Action item:
Return each line of the entries that holds the string "Geldig".

Supplied information:
== Segment start ==

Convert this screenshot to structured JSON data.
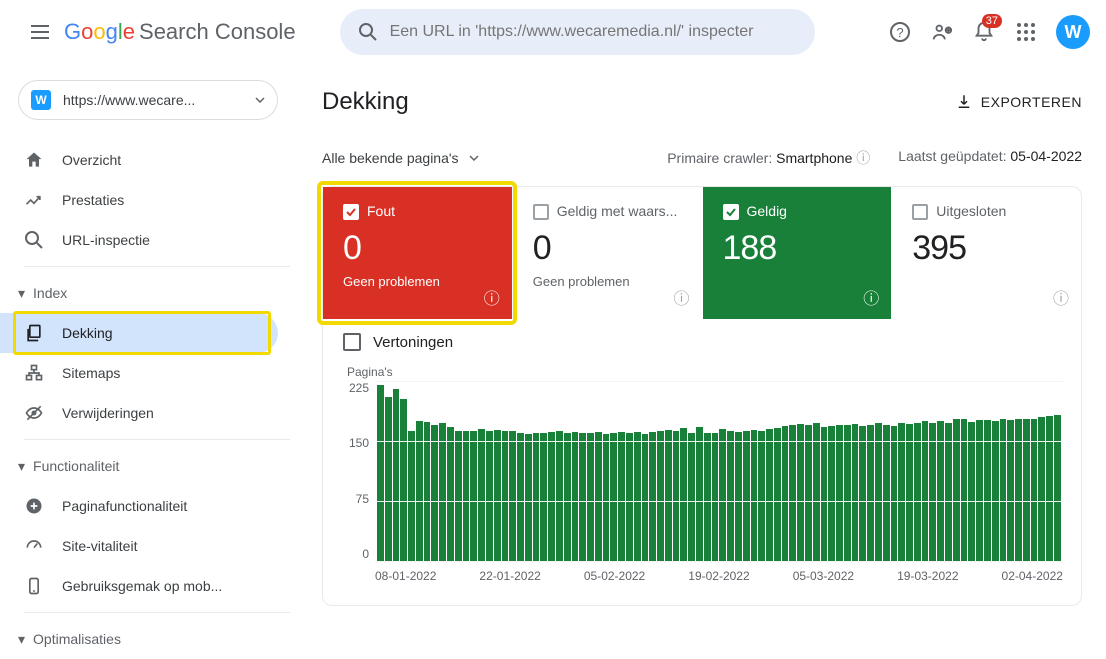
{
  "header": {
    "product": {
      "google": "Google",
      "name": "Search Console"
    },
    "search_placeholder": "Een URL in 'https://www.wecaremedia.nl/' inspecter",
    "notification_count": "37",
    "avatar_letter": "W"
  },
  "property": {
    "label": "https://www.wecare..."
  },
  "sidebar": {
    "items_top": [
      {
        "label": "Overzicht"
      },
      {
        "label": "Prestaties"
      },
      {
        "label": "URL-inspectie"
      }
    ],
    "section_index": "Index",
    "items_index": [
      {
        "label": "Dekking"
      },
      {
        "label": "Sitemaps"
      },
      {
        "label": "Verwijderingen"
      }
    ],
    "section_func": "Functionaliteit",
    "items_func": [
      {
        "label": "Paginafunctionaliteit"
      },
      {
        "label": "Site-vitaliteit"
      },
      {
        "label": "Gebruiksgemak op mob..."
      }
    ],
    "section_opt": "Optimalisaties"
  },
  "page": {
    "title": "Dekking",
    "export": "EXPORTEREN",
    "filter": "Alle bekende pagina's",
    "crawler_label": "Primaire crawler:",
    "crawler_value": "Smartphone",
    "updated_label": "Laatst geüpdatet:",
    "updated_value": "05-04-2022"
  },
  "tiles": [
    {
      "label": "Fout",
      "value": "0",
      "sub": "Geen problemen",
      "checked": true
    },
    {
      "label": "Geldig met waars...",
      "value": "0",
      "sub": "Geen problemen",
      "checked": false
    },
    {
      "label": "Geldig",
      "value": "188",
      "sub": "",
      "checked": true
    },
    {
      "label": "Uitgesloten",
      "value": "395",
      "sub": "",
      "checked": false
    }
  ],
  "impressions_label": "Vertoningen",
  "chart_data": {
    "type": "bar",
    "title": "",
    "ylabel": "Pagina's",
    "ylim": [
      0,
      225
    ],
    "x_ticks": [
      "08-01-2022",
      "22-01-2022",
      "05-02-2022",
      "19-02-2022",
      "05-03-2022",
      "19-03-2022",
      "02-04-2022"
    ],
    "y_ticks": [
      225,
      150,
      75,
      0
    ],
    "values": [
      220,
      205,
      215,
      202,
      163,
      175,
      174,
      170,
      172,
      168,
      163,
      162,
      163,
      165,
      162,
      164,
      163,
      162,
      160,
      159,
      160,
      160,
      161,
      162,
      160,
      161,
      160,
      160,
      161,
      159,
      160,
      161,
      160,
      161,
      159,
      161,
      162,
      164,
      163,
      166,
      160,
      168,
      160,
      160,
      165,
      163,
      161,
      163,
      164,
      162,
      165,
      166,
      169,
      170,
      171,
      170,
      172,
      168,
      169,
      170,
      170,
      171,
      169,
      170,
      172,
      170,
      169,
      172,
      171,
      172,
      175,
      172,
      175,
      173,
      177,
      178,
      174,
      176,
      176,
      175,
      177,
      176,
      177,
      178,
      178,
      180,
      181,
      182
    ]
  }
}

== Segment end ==

Result of this exercise:
      "label": "Geldig met waars...",
      "label": "Geldig",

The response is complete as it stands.